        await ctx.CallActivityWithRetryAsync("ChargeCreditCard", 
            new RetryOptions(TimeSpan.FromSeconds(30), 4), order);
        var pdfLocation = await ctx.CallActivityAsync<string>("GeneratePdf", order);
        await ctx.CallActivityAsync("SendEmail", new { order.EmailAddress, pdfLocation });
    catch (Exception e)
        // log exception, and call another activity function to if needed

Benefits of Durable Functions

As you can see, Durable Functions addresses all the issues with implementing this workflow manually.

  • It allows us to have an orchestrator that very straightforwardly shows us what the complete workflow looks like.
  • It lets us put each individual "activity" in the workflow into its own function (giving us improved scalability and resilience).
  • It hides the complexity of handling queue messages and passing state in and out of functions, storing state for us transparently in a "task hub" which is implemented using Azure Table Storage and Queues.
  • It makes it really easy to add retries with backoffs and exception handling to our workflows.
  • It opens the door to more advanced workflow patterns, such as performing activities in parallel or waiting for human interaction (although those are topics for a future post).

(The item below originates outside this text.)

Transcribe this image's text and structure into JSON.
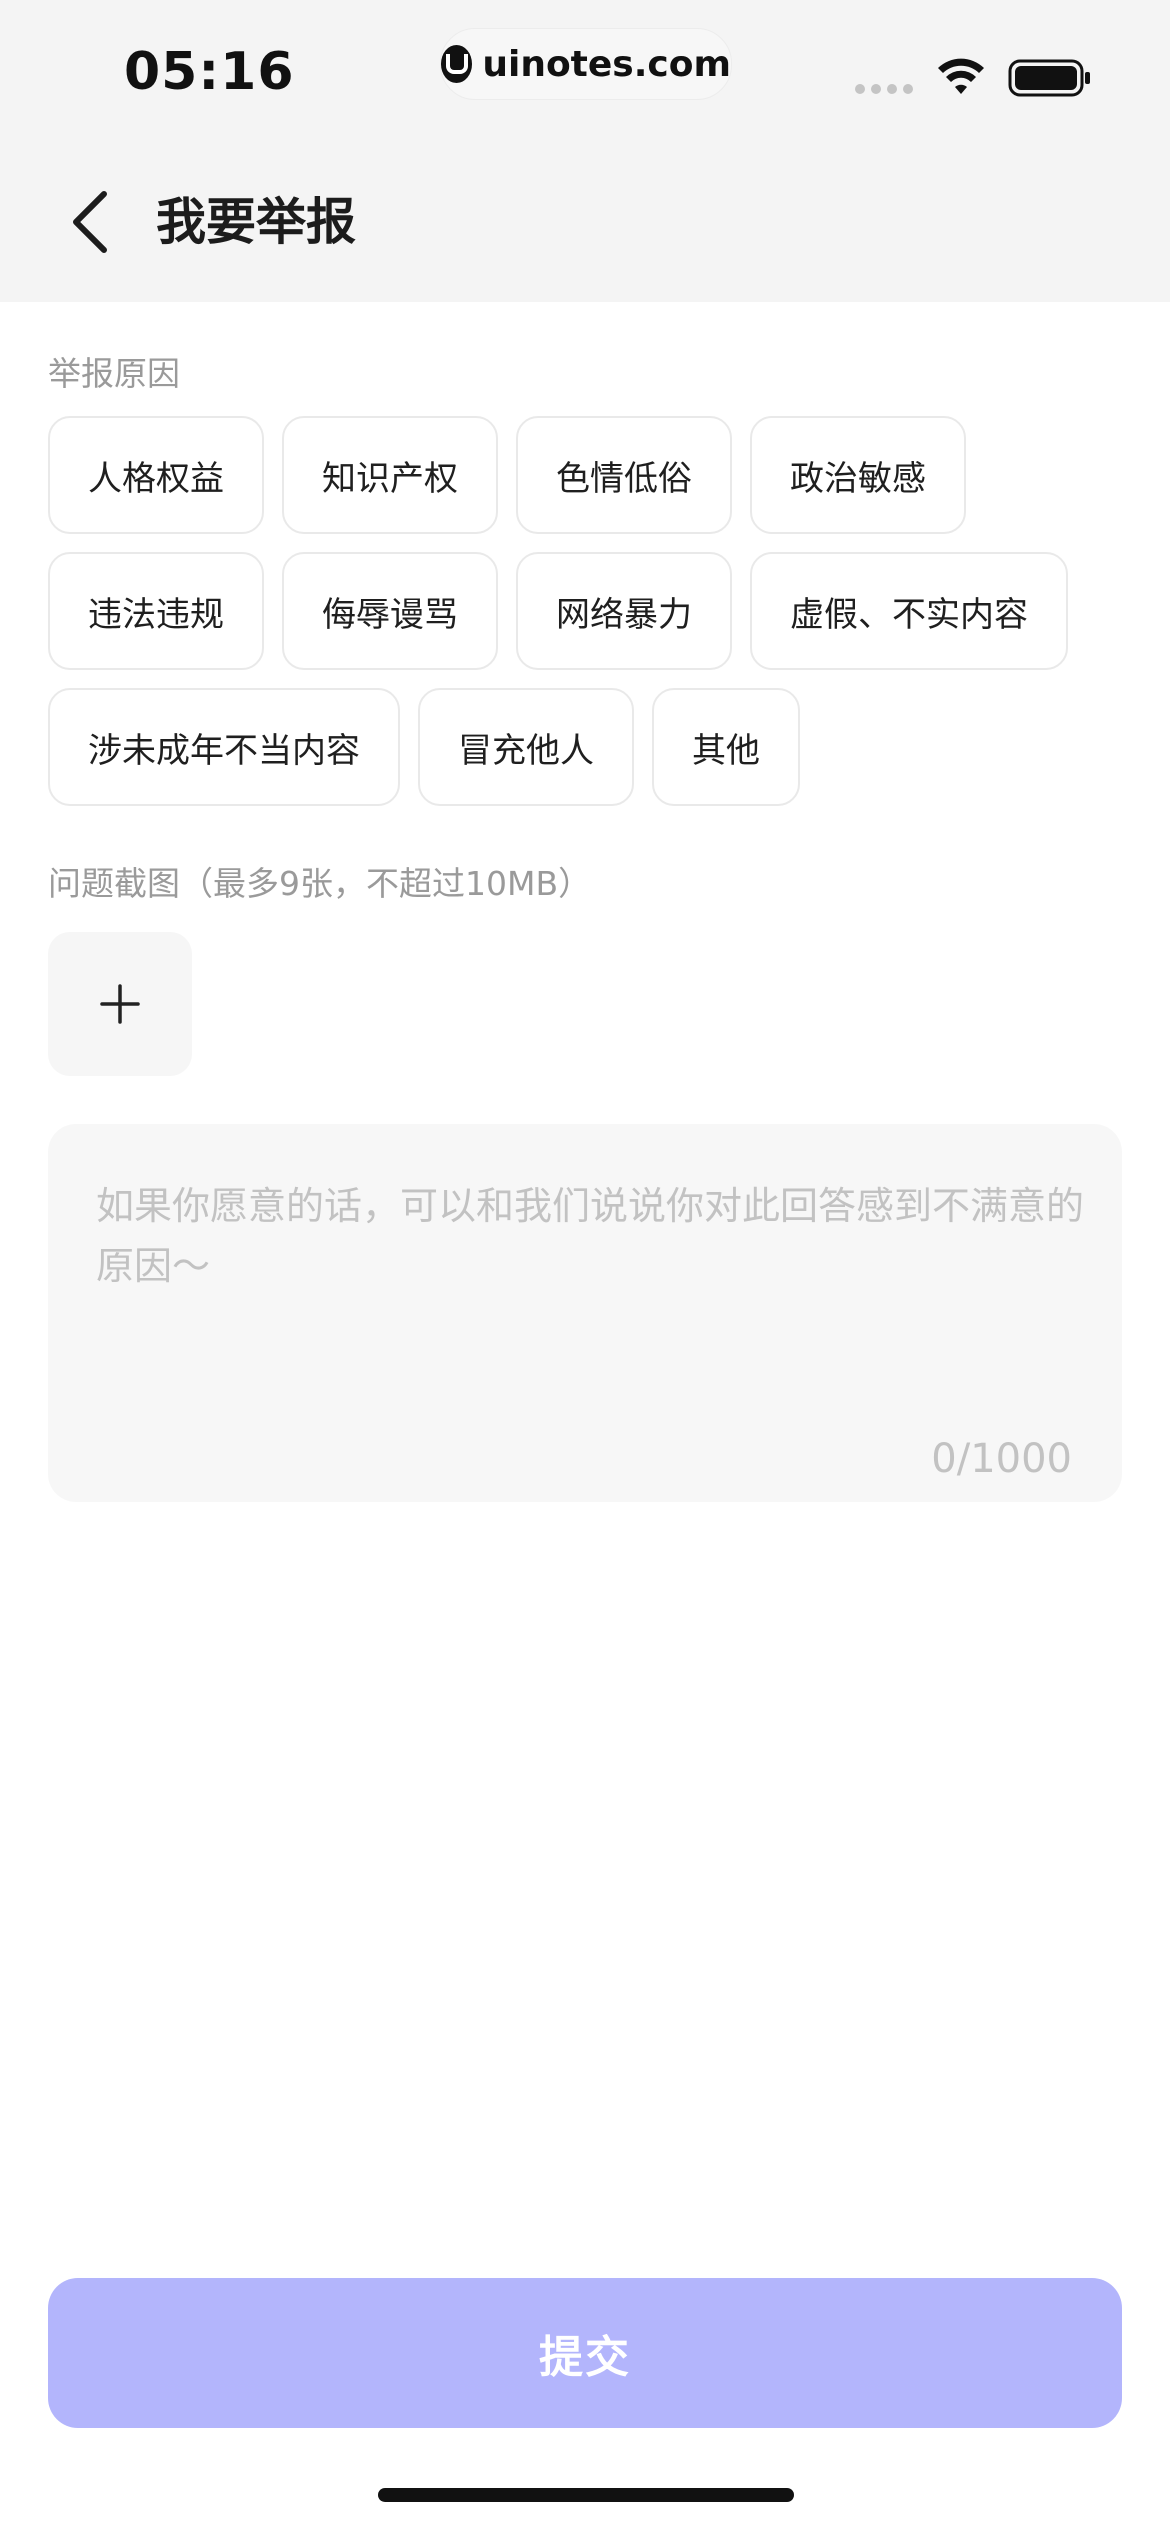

So although Durable Functions are still in preview and have a few issues that need ironing out before they go live, I am very excited about their potential. Whilst it is possible to implement similar workflow management code yourself, and there are various other frameworks offering similar capabilities, this really is remarkably simple to implement and an obvious choice if you're already using Azure Functions.

Want to learn more about how easy it is to get up and running with Durable Functions? Be sure to check out my Pluralsight course Azure Durable Functions Fundamentals.


Comment by DougWare

This is a great article, but I think your assertion that message-oriented designs violate single responsibility "because each function knows how to perform its step in the workflow and what the next step should be" is spurious. The whole point of most messaging based designs is that the sender need only know how to send the message - what happens after that could be anything.
I only point this out because sometimes a workflow is the best approach and other times messaging is the best approach and I am personally trying to decide how to choose.

Comment by Mark Heath

The "single responsibility principle" is sometimes stated as a piece of code should "only have one reason to change". So I mean that I must change this function if I want to change how the activity behaves, and also if I want to change what the next activity in the workflow is. You can attempt to work round that by saying that each function sends an "i'm finished" message (i.e a domain event) to a topic when its done, but without adding the indirection of the "process manager" all you do is shift each activity from knowing what's next to knowing what it comes after. In either case there is still no single place you can go to to discover the definition of the whole workflow.
I do agree though that in some cases it's not really a "workflow" as such. You have an action that when it completes it sends out a domain event, so that other code can run as a result, but we don't really care whether anyone is listening or not. Auditing, reporting, etc are examples that might fit this category - they are not strictly part of the "workflow" but can be triggered by things that happen within a workflow.

Mark Heath